* YOUR ASSIGNMENT: Please return the listing below exactly, without any of its pictures.
*** Opening PROVIDED RECORDS ***
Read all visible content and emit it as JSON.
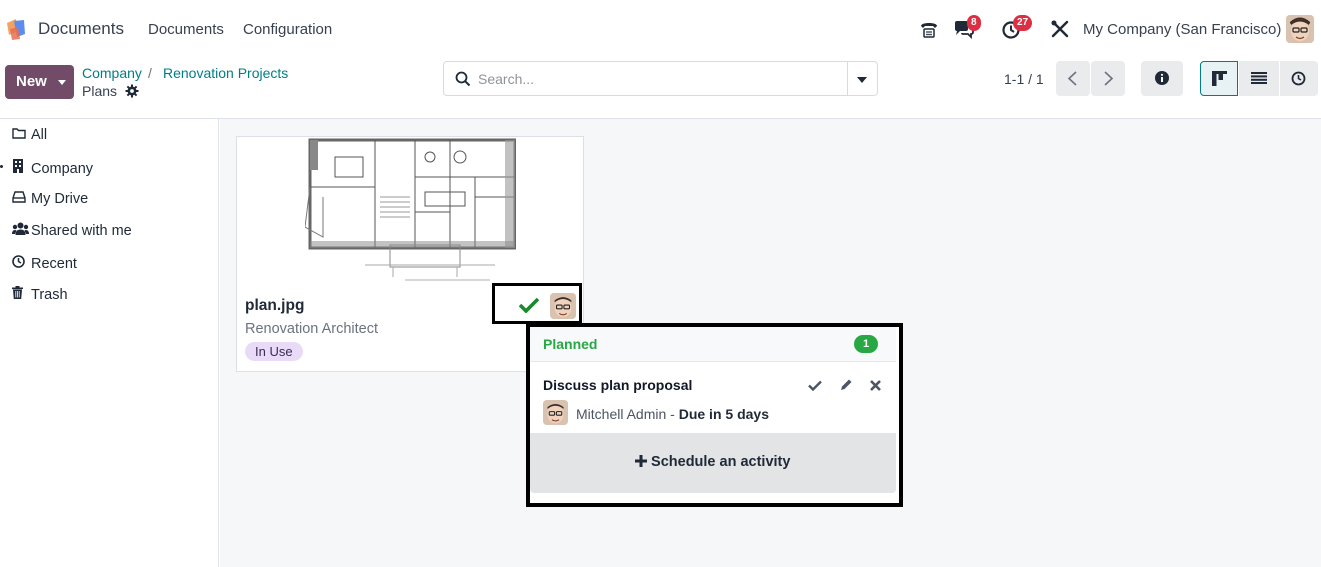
{
  "navbar": {
    "app_name": "Documents",
    "menu": [
      "Documents",
      "Configuration"
    ],
    "messages_badge": "8",
    "activities_badge": "27",
    "company": "My Company (San Francisco)"
  },
  "control_panel": {
    "new_label": "New",
    "breadcrumb": [
      "Company",
      "Renovation Projects"
    ],
    "breadcrumb_sep": "/",
    "current": "Plans",
    "search_placeholder": "Search...",
    "pager": "1-1 / 1"
  },
  "sidebar": {
    "items": [
      {
        "label": "All",
        "icon": "folder-icon"
      },
      {
        "label": "Company",
        "icon": "building-icon"
      },
      {
        "label": "My Drive",
        "icon": "drive-icon"
      },
      {
        "label": "Shared with me",
        "icon": "users-icon"
      },
      {
        "label": "Recent",
        "icon": "clock-icon"
      },
      {
        "label": "Trash",
        "icon": "trash-icon"
      }
    ]
  },
  "card": {
    "file_name": "plan.jpg",
    "owner": "Renovation Architect",
    "tag": "In Use"
  },
  "popover": {
    "section": "Planned",
    "count": "1",
    "activity_title": "Discuss plan proposal",
    "assignee": "Mitchell Admin",
    "separator": "-",
    "due": "Due in 5 days",
    "schedule_label": "Schedule an activity"
  },
  "colors": {
    "brand": "#714b67",
    "link": "#017e84",
    "planned": "#28a745",
    "badge": "#dc2f44"
  }
}
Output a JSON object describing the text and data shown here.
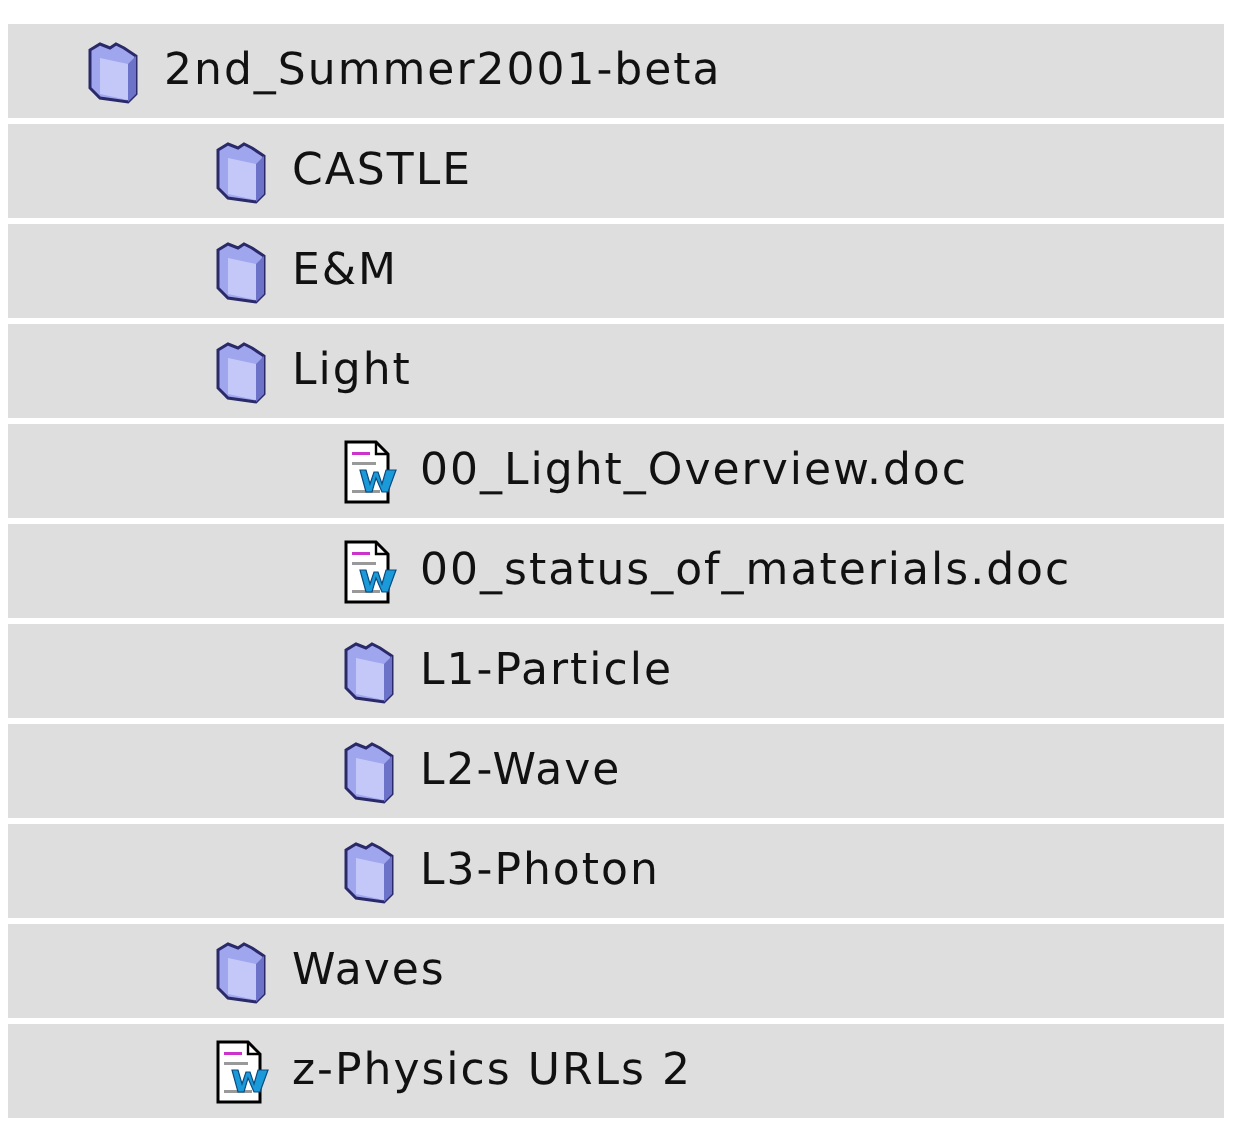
{
  "items": [
    {
      "kind": "folder",
      "name": "2nd_Summer2001-beta",
      "children": [
        {
          "kind": "folder",
          "name": "CASTLE"
        },
        {
          "kind": "folder",
          "name": "E&M"
        },
        {
          "kind": "folder",
          "name": "Light",
          "children": [
            {
              "kind": "document",
              "name": "00_Light_Overview.doc"
            },
            {
              "kind": "document",
              "name": "00_status_of_materials.doc"
            },
            {
              "kind": "folder",
              "name": "L1-Particle"
            },
            {
              "kind": "folder",
              "name": "L2-Wave"
            },
            {
              "kind": "folder",
              "name": "L3-Photon"
            }
          ]
        },
        {
          "kind": "folder",
          "name": "Waves"
        },
        {
          "kind": "document",
          "name": "z-Physics URLs 2"
        }
      ]
    }
  ]
}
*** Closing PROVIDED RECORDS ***
* ANSWER TO THE PROBLEM:
Read all visible content and emit it as JSON.
{
  "navbar": {
    "app_name": "Documents",
    "menu": [
      "Documents",
      "Configuration"
    ],
    "messages_badge": "8",
    "activities_badge": "27",
    "company": "My Company (San Francisco)"
  },
  "control_panel": {
    "new_label": "New",
    "breadcrumb": [
      "Company",
      "Renovation Projects"
    ],
    "breadcrumb_sep": "/",
    "current": "Plans",
    "search_placeholder": "Search...",
    "pager": "1-1 / 1"
  },
  "sidebar": {
    "items": [
      {
        "label": "All",
        "icon": "folder-icon"
      },
      {
        "label": "Company",
        "icon": "building-icon"
      },
      {
        "label": "My Drive",
        "icon": "drive-icon"
      },
      {
        "label": "Shared with me",
        "icon": "users-icon"
      },
      {
        "label": "Recent",
        "icon": "clock-icon"
      },
      {
        "label": "Trash",
        "icon": "trash-icon"
      }
    ]
  },
  "card": {
    "file_name": "plan.jpg",
    "owner": "Renovation Architect",
    "tag": "In Use"
  },
  "popover": {
    "section": "Planned",
    "count": "1",
    "activity_title": "Discuss plan proposal",
    "assignee": "Mitchell Admin",
    "separator": "-",
    "due": "Due in 5 days",
    "schedule_label": "Schedule an activity"
  },
  "colors": {
    "brand": "#714b67",
    "link": "#017e84",
    "planned": "#28a745",
    "badge": "#dc2f44"
  }
}
Output a JSON object describing the text and data shown here.
{
  "items": [
    {
      "kind": "folder",
      "name": "2nd_Summer2001-beta",
      "children": [
        {
          "kind": "folder",
          "name": "CASTLE"
        },
        {
          "kind": "folder",
          "name": "E&M"
        },
        {
          "kind": "folder",
          "name": "Light",
          "children": [
            {
              "kind": "document",
              "name": "00_Light_Overview.doc"
            },
            {
              "kind": "document",
              "name": "00_status_of_materials.doc"
            },
            {
              "kind": "folder",
              "name": "L1-Particle"
            },
            {
              "kind": "folder",
              "name": "L2-Wave"
            },
            {
              "kind": "folder",
              "name": "L3-Photon"
            }
          ]
        },
        {
          "kind": "folder",
          "name": "Waves"
        },
        {
          "kind": "document",
          "name": "z-Physics URLs 2"
        }
      ]
    }
  ]
}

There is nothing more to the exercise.